PROMPT: Every record here needs to be retyped exactly.

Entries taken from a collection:
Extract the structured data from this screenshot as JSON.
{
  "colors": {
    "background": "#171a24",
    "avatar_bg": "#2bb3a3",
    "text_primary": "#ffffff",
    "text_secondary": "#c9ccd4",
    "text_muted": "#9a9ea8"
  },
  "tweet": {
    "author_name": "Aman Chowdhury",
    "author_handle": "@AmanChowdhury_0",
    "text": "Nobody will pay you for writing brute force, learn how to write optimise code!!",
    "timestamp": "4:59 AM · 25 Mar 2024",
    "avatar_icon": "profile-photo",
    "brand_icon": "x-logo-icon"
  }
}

ANSWER SPACE:
Extract the structured data from this screenshot as JSON.
{
  "colors": {
    "background": "#171a24",
    "avatar_bg": "#2bb3a3",
    "text_primary": "#ffffff",
    "text_secondary": "#c9ccd4",
    "text_muted": "#9a9ea8"
  },
  "tweet": {
    "author_name": "Aman Chowdhury",
    "author_handle": "@AmanChowdhury_0",
    "text": "Nobody will pay you for writing brute force, learn how to write optimise code!!",
    "timestamp": "4:59 AM · 25 Mar 2024",
    "avatar_icon": "profile-photo",
    "brand_icon": "x-logo-icon"
  }
}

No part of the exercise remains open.